◆ Task directions: Look through the entries below. Say how many lines include "photo", with nothing added.

◆ Excerpts from a dataset:
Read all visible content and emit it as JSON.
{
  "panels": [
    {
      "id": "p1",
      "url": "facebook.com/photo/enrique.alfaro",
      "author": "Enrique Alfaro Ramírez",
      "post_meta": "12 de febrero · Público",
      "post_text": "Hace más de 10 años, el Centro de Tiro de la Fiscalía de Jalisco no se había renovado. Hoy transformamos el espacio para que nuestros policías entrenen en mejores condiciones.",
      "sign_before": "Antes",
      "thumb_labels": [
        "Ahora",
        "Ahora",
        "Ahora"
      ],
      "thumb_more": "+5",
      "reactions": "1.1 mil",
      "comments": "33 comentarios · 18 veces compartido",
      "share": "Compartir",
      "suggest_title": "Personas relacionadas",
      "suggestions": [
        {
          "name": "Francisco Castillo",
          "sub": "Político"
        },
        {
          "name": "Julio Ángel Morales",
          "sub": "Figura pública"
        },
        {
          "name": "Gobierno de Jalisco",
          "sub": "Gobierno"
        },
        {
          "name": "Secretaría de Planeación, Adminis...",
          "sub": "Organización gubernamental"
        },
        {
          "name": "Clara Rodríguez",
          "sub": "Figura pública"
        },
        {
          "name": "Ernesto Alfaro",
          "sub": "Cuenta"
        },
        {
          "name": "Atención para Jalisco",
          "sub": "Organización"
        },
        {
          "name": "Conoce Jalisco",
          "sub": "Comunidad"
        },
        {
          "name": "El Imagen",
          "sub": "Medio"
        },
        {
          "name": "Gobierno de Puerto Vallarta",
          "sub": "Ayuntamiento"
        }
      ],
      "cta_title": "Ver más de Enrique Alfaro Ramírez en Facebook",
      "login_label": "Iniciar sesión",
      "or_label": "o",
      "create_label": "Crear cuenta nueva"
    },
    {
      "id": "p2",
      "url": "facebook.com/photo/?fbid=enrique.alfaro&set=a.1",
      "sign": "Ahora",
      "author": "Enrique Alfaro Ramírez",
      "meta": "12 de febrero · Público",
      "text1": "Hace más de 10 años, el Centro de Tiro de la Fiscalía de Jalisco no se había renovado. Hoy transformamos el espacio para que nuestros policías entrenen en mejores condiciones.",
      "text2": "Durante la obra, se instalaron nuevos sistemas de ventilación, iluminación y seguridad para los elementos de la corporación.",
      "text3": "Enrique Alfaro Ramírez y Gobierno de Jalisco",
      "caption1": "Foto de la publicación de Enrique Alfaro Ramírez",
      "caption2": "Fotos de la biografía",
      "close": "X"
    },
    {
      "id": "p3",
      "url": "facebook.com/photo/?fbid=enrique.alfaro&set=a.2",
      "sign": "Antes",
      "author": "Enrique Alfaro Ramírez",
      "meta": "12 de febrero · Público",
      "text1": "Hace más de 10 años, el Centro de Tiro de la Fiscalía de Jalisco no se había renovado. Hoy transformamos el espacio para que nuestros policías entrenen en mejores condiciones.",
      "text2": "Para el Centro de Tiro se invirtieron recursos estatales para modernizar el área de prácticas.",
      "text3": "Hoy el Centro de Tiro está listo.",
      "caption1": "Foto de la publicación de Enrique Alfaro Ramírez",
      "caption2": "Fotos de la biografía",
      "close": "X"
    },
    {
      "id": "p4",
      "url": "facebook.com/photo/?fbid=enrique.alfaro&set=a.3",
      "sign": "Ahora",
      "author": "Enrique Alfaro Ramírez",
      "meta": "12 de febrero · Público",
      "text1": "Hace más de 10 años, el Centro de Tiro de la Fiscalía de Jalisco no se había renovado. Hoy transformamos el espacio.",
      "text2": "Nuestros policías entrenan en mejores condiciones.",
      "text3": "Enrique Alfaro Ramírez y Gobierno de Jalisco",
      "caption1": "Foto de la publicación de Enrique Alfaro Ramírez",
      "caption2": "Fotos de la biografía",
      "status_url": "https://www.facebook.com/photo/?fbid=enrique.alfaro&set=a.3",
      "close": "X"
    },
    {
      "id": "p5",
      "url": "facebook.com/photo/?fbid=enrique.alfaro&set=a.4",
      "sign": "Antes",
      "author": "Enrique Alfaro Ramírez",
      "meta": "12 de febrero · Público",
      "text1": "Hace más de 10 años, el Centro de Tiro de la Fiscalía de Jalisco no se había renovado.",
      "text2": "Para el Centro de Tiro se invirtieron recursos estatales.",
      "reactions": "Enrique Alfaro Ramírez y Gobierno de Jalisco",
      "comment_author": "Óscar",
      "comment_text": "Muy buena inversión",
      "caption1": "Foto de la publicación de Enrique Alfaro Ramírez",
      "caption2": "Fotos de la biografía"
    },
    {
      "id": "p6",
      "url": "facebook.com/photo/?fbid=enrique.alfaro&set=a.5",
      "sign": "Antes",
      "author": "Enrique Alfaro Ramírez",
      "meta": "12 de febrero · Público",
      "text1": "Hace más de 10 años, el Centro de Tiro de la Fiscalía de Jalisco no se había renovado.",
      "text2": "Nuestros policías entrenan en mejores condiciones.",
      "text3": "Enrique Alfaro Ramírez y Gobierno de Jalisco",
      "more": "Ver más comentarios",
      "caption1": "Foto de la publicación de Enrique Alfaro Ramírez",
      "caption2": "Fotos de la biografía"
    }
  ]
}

◆ Your response: 7